Fortunately my very first guitar was as good if not better than the high-end guitar I had been playing for a number of years. I attribute this to the great teacher I had. With the good foundation I got, I have been able to improve on every instrument I have made. Of course some turn out better than others but I have been blessed in the results department.
What motivated you to continue and become a professional luthier?
Good question. I never wanted to be a professional luthier. I saw first hand how
difficult it was to make a full-time living at this profession. Antonio used to
jokingly tell me that lutherie is not a profession but rather punishment! In
2003 I lost a tech job and decided to contact a local college that had a great
woodworking program. I wanted to improve my period furniture skills. I was asked
to bring a sample of my work. I took in a guitar. Upon opening the case the
director asked me if I wanted to teach. That is how my lutherie career began, as
a teacher. I started a lutherie program within the woodworking department. The
first year we had 11 students. When I left the college to go out on my own we
had over 100 students a semester in a variety of classes: classical, steel
string, electric, ukulele, mandolin and violin building, drum making, setup and
repair, and instrument finishing. It was quite the experience with a ton of
stories. I stopped counting the number of guitars my students built when we
reached 500. Since leaving the college I now give classes in my personal shop to
people from all over the world. This year alone (2014) I am expecting students
from Brazil, Taiwan, Italy, Belgium, Canada and of course the Untied States.
Where are you now with your luthiery and what do you see for the future?

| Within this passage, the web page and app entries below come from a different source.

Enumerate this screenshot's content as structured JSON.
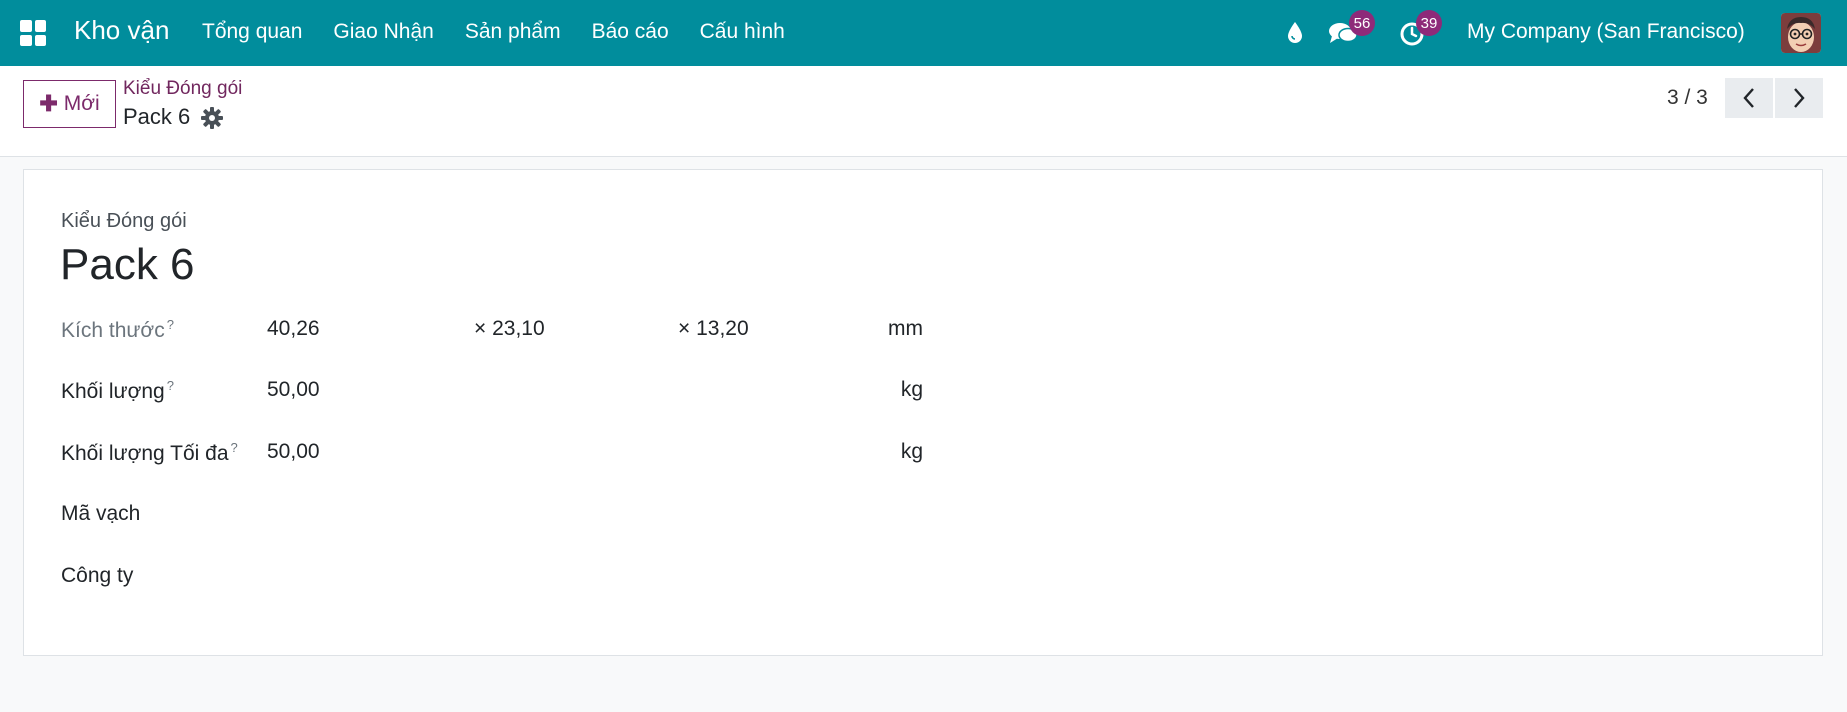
{
  "navbar": {
    "app_name": "Kho vận",
    "menu": [
      "Tổng quan",
      "Giao Nhận",
      "Sản phẩm",
      "Báo cáo",
      "Cấu hình"
    ],
    "messages_count": "56",
    "activities_count": "39",
    "company": "My Company (San Francisco)"
  },
  "control": {
    "new_label": "Mới",
    "breadcrumb": "Kiểu Đóng gói",
    "record": "Pack 6",
    "pager": "3 / 3"
  },
  "form": {
    "model_label": "Kiểu Đóng gói",
    "name": "Pack 6",
    "help_mark": "?",
    "dimensions": {
      "label": "Kích thước",
      "length": "40,26",
      "width": "× 23,10",
      "height": "× 13,20",
      "unit": "mm"
    },
    "weight": {
      "label": "Khối lượng",
      "value": "50,00",
      "unit": "kg"
    },
    "max_weight": {
      "label": "Khối lượng Tối đa",
      "value": "50,00",
      "unit": "kg"
    },
    "barcode": {
      "label": "Mã vạch"
    },
    "company": {
      "label": "Công ty"
    }
  },
  "colors": {
    "navbar": "#018d9c",
    "primary": "#7c2a6b",
    "badge": "#8e2a79"
  }
}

I almost consider myself more of a teacher of lutherie than a luthier as I am so busy teaching others these days to build their own instruments. Of course I still produce my own instruments for clients and dealers but the demand for teaching others how to build is really increasing. So much so that I launched online courses via my website to help meet the demand. These courses are very detailed and cover every step in the guitar building and finishing process for classical, steel string and electric guitars. I also have courses on tool sharpening, rosette making and finishing. This together with making videos for my popular Luthier Tips du Jour video series on Yotube keeps me very busy. Did I mention that I have two kids that play hockey? Now that’s a full-time job all by itself! I think the future of lutherie is very bright. However, finding high quality materials is becoming somewhat of an issue due to supply and demand as well as environmental aspects.
How about an insight into your luthier’s philosophy? Do you have a message to the amateur luthier community?

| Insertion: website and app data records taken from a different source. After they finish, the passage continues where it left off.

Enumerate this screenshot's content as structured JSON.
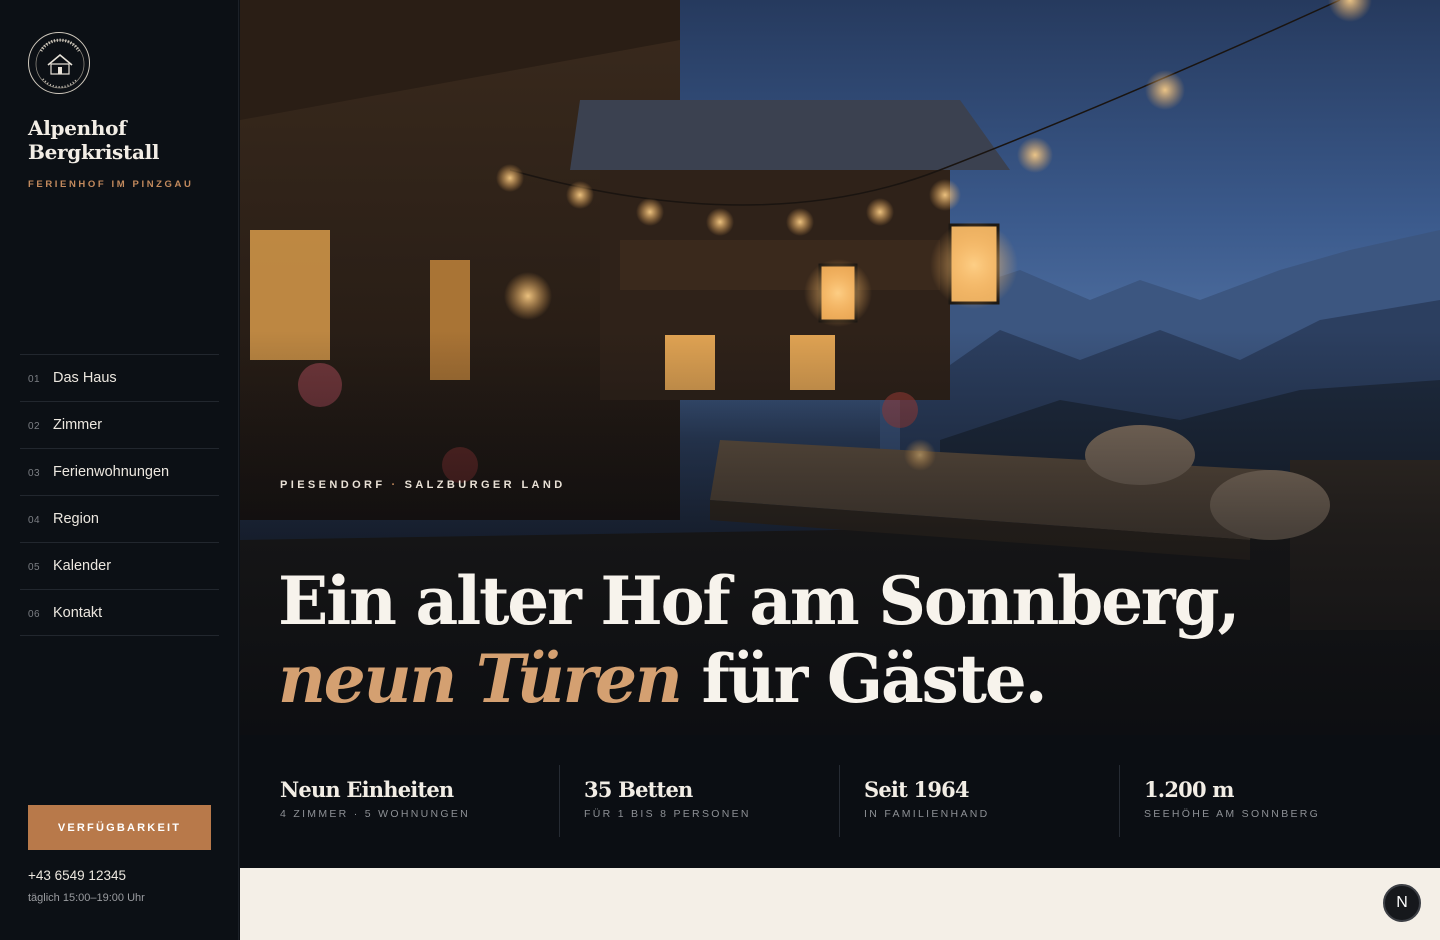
{
  "brand": {
    "logo_text": "ALPENHOF BERGKRISTALL · PIESENDORF · PINZGAU",
    "name_line1": "Alpenhof",
    "name_line2": "Bergkristall",
    "tagline": "FERIENHOF IM PINZGAU"
  },
  "nav": [
    {
      "num": "01",
      "label": "Das Haus"
    },
    {
      "num": "02",
      "label": "Zimmer"
    },
    {
      "num": "03",
      "label": "Ferienwohnungen"
    },
    {
      "num": "04",
      "label": "Region"
    },
    {
      "num": "05",
      "label": "Kalender"
    },
    {
      "num": "06",
      "label": "Kontakt"
    }
  ],
  "cta": {
    "label": "VERFÜGBARKEIT"
  },
  "contact": {
    "phone": "+43 6549 12345",
    "hours": "täglich 15:00–19:00 Uhr"
  },
  "hero": {
    "eyebrow_part1": "PIESENDORF",
    "eyebrow_sep": "·",
    "eyebrow_part2": "SALZBURGER LAND",
    "headline_line1": "Ein alter Hof am Sonnberg,",
    "headline_accent": "neun Türen",
    "headline_rest": " für Gäste."
  },
  "stats": [
    {
      "value": "Neun Einheiten",
      "label": "4 ZIMMER · 5 WOHNUNGEN"
    },
    {
      "value": "35 Betten",
      "label": "FÜR 1 BIS 8 PERSONEN"
    },
    {
      "value": "Seit 1964",
      "label": "IN FAMILIENHAND"
    },
    {
      "value": "1.200 m",
      "label": "SEEHÖHE AM SONNBERG"
    }
  ],
  "floating_button": {
    "label": "N"
  },
  "colors": {
    "accent": "#b8794a",
    "sidebar_bg": "#0c1015",
    "cream": "#f4efe7"
  }
}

I am often asked if it is possible to make a living as a luthier. Well, in my case it has worked out but you have to pay your dues. A wise friend once told me that it doesn’t matter what you do in life. What is important is that you become the very best at what you do. People will then seek out your services. The learning curve for luthiers is very long but I encourage anyone embarking on this journey to enjoy the ride. It can be a very rewarding experience. Happy Building!